Is it wrong to have expectations? Why have expectations? What are realistic expectations? Are they harmful or beneficial?
William Shakespeare stated “Expectation is the root of all heartache” and Johnathan Swift said “Blessed is he who expects nothing, for he shall never be disappointed.” It’s true unmet expectation causes heartache and disappointment, but is a little less pain grounds for expecting little of a person? Could it be that expecting much instead of little, as long as it’s realistic, is actually more loving toward the other person? In Do Hard Things: A Teenage Rebellion Against Low Expectations Alex and Brett Harris claim: “Where expectations are high, we tend to rise to meet them. Where expectations are low, we tend to drop to meet them.” I agree with them and because I believe people have a lot of God-given potential, I want to encourage my spouse and children to reach theirs in life, love, creativity and wisdom. Another hope (and expectation) for my marriage is to encourage my children to great accomplishments while letting them feel grace without pressure to perform for love.
“There can be no deep disappointment where there is not deep love.” –Martin Luther King, Jr.
Here are conclusions I came to about expectations for marriage:
- To have expectations for marriage is inevitable (though they may be subconsciously known).
- Expectations in marriage should be reasonable and biblically centered. (Romans 12:2)
- God instructs husbands and wives to behave in certain ways.
- Knowing reasonable expectations from your spouse makes the marriage easier.
- It’s best to know the expectations of the one you’re considering marrying, before you marry him/her.
- A marriage can be grace-filled with expectations.
- Unmet expectations result in disappointment.
- Disappointment should be dealt with appropriately and not lead to resentment and bitterness.
- Men and women sin, even with the best of intentions.
- It’s logical and right for a person to look for (expect) God-honoring character from a Christian.
- Each person should be treated in God-honoring ways, not because we are good, but because God is good and we are to glorify him.
- It’s right to be thankful for expected good behavior.
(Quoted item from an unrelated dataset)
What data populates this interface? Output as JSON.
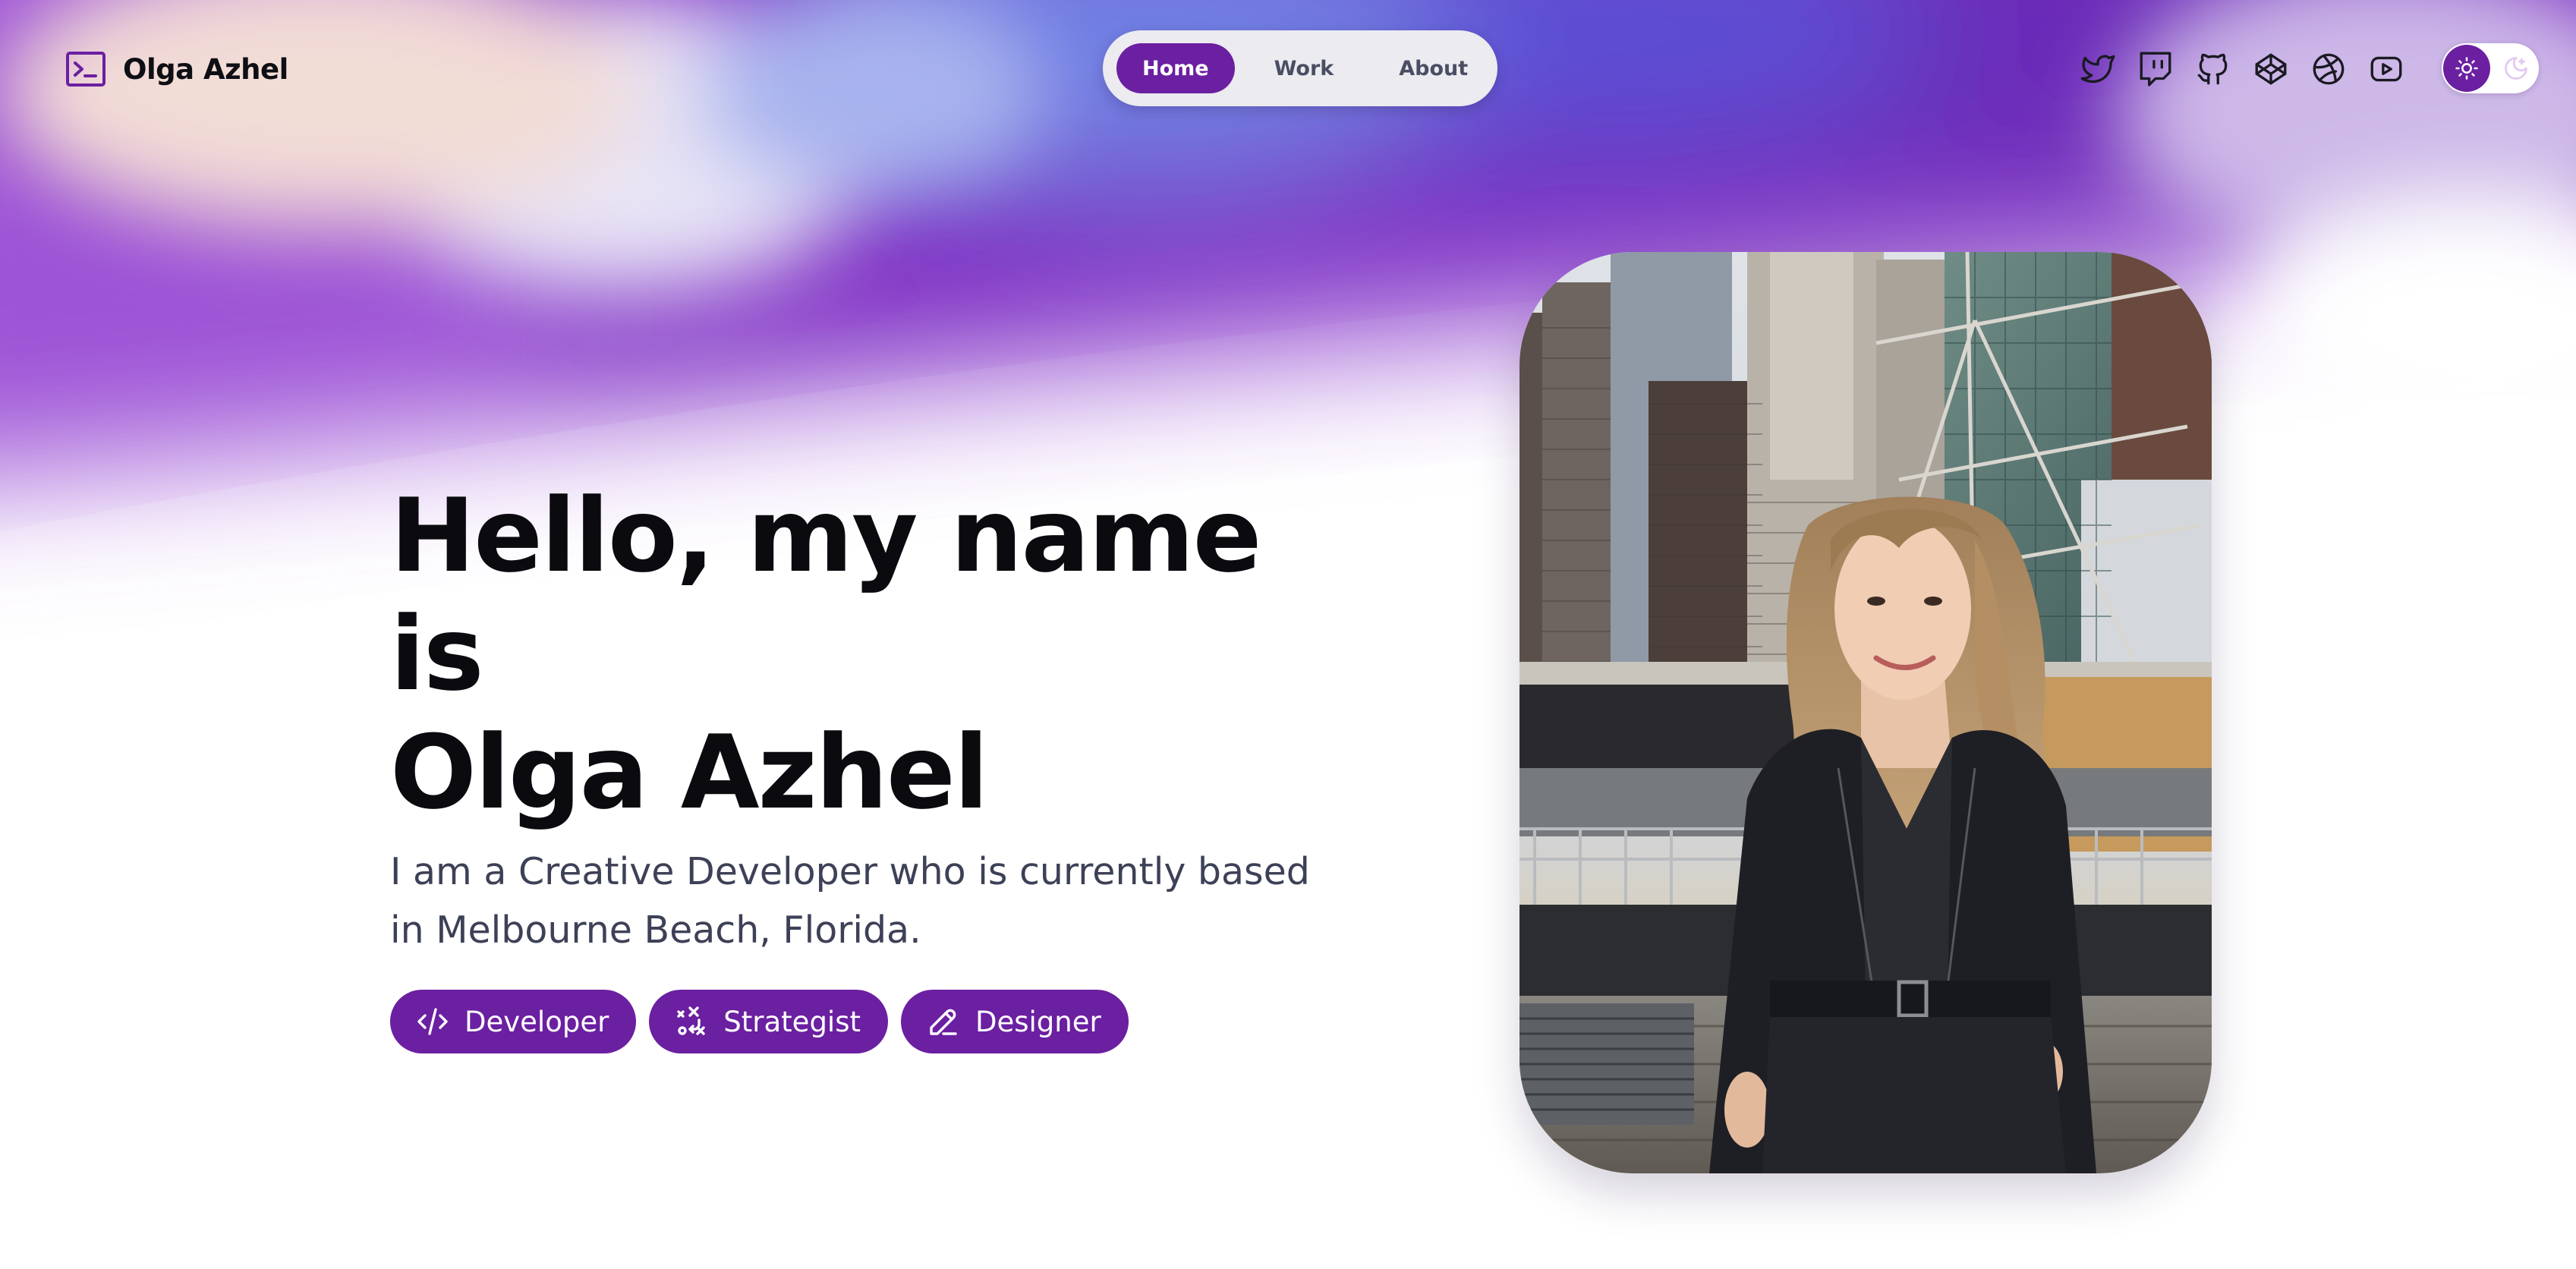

It’s unnecessary to always express gratitude.
- It’s wrong to hold expectations for good behavior and then cause shame, refuse forgiveness, and be resentful when those expectations go unmet.
I’m at the young age of twenty, I’m unmarried, and I’ve only dated for five months of my life, so I don’t speak from experience in this post. I speak from a lot of thought, observation, and knowledge I’ve gleaned from others. Please comment with your ideas on this topic and feel free to challenge me if you see error in what I’ve written.
If you’re leery of having expectations in your marriage, you may want to consider this. Can a person deserve to be treated well (by biblical standards), and expect to be treated well (from other Christ-like people), but regard the behavior of others to be in no way terms of, or conditions for, love and faithful commitment? In other words, is it truly possible to expect admirable qualities, principles, and values from your Christian spouse and still have a marriage defined by grace?